Public spending is in itself not a bad thing as long as the city is investing the money wisely, the public is consulted, and we are not subsidizing corporate profits. I can see circumstances where the city has a role investing in public/private partnerships that substantially benefit the city of Minneapolis, but if the city does not get a significant return on our investment, I will vigorously oppose any such efforts. The devil is always in the details with public investments like these, but as mayor I will be vigilant in guarding public dollars to ensure they are being spent wisely.
The GLBT community members are taxpayers and as such we care about accountability for the city’s budget. How would you make sure we aren’t wasting money on duplicate programs or unproductive initiatives?
I think the issue of transparency and accountability is a huge concern in Minneapolis. US PIRG graded the city’s transparency as a D-; it’s totally unacceptable that residents don’t have easy access to basic documentation about how the city’s money is spent. As mayor I will work to encourage checkbook-level transparency so Minneapolis residents can be vigilant in keeping the city accountable.

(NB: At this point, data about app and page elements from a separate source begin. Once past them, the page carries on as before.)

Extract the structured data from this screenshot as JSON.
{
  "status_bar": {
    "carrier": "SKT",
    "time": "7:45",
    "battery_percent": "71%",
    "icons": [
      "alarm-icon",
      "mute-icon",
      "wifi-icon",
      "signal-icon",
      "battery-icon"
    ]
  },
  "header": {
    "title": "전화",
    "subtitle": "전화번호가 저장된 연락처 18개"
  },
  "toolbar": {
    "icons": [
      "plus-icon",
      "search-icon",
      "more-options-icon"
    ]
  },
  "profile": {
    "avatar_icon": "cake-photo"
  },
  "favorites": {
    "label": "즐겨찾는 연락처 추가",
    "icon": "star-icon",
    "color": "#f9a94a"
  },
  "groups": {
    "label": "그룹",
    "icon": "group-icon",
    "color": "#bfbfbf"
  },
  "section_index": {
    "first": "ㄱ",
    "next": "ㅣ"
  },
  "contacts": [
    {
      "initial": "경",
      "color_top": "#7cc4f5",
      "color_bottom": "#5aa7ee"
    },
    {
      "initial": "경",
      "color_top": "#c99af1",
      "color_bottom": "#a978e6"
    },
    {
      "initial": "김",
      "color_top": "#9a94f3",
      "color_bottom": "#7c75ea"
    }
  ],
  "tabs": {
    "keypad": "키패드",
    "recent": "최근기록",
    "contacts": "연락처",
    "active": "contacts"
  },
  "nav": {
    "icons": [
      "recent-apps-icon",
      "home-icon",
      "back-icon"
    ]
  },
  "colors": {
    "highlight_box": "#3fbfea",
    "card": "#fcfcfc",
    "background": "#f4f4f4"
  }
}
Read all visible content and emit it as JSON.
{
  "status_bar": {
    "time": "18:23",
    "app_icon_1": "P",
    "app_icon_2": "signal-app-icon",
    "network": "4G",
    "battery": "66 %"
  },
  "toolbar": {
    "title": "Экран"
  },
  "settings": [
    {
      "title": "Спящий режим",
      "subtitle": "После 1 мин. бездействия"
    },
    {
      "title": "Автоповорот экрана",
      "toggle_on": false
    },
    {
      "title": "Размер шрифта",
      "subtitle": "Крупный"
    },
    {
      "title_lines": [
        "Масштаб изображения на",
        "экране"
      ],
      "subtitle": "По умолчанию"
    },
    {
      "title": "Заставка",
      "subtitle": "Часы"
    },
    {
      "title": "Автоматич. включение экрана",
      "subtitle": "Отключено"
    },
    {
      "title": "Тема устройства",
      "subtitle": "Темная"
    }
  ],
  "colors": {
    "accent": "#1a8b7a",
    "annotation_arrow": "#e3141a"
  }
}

The issue of duplication and lack of efficiency is an important one, and I think I can bring in a fresh perspective that will make it easier to identify and eliminate wasteful spending.
What direction do you think Minneapolis should take concerning energy use and affordability for residents and businesses?
One of the centerpieces of my campaign is making Minneapolis the greenest city in North America, and renewables play a big role. I’m the only candidate who has proposed a plan to get more renewable energy in Minneapolis. My NextStep proposal will put rooftop solar panels on municipal buildings across Minneapolis, reducing our reliance on dirty energy.
This isn’t campaign rhetoric for me–this is my record. I created our recycling program that we use today and as a private citizen was successful in making sure when Target Field was built that it would be the greenest ballpark in the world.